Be Objective.

When evaluating the counteroffer, think objectively. Ask yourself which organization is best able to help you grow your career and develop your skills. Ask yourself what your priorities are in life. For example, if you’re looking to get a mortgage, it’ll be easier for you to do so if you can demonstrate a stable job history with the same employer for at least two years.

With more than 50 years of combined experience helping job searchers and employers alike, Integrity Staffing Professionals specializes in helping both parties find the perfect fit as far as staffing goes. Contact us today to learn more about working with a top executive recruiter!



Posted by & filed under Consulting.

“Company X, our biggest competitor, just gave me a killer offer,” your staff member tells you. “They’re happy to up my pay and give me more flexible hours,” he adds. “I’m not keen on leaving, but it’s an opportunity I’d hate to pass up. Can you match their offer?”

How exactly do you respond to this?

You know your employee is an upstanding member of the team. Can’t you just accept his terms to keep him loyal to the company?

On the other hand, isn’t conceding to these requests setting a precedent for other employees to negotiate similar terms?

Potential Pitfalls of Counteroffers

While counteroffers have been shown to work in some situations, they’re often last-ditch solutions that fail to address underlying problems. Since very few employees are motivated by financial reasons alone to leave their jobs, it’s important to talk your employee before making any kind of counteroffer.

Before Making a Counteroffer

  1. Investigate – You need to discuss all the reasons your employee has for wanting to leave. If you only throw money at the problem, your employee may leave anyway, or if he decides to stay, he might grow to resent the company over time, affecting his performance.
  1. Cover More than Just Money – When making a counter offer, make sure it addresses all other issues motivating your employee to leave. This can include scheduling issues, days off, paid leave, and so on.

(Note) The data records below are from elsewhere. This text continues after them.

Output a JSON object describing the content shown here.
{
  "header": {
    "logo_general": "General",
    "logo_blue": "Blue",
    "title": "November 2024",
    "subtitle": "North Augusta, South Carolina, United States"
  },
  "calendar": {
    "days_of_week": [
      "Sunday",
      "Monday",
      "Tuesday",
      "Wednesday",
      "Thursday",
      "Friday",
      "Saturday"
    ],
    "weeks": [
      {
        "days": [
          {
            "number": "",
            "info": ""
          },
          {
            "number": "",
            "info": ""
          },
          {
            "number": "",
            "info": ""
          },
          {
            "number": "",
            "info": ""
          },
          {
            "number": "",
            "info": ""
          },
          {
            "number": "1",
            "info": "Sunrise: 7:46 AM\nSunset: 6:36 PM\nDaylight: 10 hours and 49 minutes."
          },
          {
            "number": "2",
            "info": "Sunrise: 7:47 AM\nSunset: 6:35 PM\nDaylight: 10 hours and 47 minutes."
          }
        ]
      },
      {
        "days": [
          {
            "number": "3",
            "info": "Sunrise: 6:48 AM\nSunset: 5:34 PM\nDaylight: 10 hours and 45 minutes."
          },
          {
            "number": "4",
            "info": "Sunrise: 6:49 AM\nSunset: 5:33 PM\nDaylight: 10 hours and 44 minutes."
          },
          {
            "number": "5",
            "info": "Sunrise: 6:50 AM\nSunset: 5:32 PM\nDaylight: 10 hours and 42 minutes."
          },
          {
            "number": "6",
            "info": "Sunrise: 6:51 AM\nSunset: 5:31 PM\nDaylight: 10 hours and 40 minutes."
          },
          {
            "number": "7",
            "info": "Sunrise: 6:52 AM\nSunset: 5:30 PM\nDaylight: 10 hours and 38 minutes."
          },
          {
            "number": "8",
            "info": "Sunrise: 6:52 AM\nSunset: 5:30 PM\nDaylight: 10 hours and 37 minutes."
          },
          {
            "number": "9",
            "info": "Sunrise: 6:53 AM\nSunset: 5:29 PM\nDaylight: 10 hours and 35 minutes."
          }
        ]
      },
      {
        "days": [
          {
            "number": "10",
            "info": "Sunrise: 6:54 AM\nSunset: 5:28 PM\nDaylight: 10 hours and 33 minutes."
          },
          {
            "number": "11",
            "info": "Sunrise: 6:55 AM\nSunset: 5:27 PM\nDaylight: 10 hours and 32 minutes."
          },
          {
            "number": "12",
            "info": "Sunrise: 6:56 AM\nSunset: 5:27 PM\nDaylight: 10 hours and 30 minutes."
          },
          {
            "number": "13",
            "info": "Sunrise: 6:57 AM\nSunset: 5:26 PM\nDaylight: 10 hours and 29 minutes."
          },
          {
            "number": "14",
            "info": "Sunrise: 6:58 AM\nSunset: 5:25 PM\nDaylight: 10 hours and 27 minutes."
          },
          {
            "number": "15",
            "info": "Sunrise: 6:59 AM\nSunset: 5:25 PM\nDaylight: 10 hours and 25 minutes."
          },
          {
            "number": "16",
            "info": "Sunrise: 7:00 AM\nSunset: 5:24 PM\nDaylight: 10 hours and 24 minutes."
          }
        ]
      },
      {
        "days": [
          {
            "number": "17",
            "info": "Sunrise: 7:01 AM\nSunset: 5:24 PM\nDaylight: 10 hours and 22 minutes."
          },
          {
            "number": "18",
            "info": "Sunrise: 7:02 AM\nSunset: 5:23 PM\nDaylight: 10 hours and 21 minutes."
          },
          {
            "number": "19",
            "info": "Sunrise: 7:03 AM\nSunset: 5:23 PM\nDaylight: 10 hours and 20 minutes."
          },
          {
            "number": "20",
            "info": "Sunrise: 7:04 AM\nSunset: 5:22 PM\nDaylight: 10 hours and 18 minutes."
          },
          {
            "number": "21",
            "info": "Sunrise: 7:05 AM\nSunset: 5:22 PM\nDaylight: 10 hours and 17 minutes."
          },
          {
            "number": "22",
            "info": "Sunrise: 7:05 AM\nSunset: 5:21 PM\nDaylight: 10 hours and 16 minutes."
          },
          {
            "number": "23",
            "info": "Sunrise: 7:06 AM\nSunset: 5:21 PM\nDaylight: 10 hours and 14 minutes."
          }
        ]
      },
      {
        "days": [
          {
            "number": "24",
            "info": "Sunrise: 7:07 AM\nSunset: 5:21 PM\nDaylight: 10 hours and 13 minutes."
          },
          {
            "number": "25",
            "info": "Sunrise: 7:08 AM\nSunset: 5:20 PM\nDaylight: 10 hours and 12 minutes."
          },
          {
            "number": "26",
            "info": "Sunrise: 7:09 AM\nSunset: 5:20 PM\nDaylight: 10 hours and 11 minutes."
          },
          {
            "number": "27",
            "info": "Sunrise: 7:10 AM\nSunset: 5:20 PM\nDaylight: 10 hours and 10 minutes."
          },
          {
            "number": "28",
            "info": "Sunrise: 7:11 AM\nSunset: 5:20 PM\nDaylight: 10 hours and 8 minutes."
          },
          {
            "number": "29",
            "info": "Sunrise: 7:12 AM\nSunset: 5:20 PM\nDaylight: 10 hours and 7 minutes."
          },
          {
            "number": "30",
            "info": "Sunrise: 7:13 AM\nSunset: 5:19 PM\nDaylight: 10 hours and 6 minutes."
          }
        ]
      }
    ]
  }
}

Conditions for Making a Counteroffer

When thinking about making a counteroffer, ensure that you meet the following requirements:

  • The employee is a truly critical member of the team.
  • Replacing that employee is more costly and difficult than conceding to his requests.
  • You can manage your other employees’ expectations, preventing them from finding similar offers and asking you to match them.
  • You can afford to match the employee’s offer, or are able to offer appealing nonfinancial perks, such as improved benefits, better hours, a new title, and more interesting responsibilities.
  • You know the employee won’t take advantage of your willingness to make a counteroffer by slacking on the job.

When All Else Fails

There will be times when employees have their mind set on leaving, even when you match their offer. Or perhaps, you just don’t have the resources to make the counteroffer they have in mind. Sometimes, you have to let valuable employees go. All organizations have to balance a budget, which means you can’t afford to pay top dollar all the time.

To learn more about the right ways to make a counteroffer, contact Integrity Staffing Professionals  today, and work your way towards having a cohesive and loyal workforce. We can help!

Integrity Staffing LinkedIn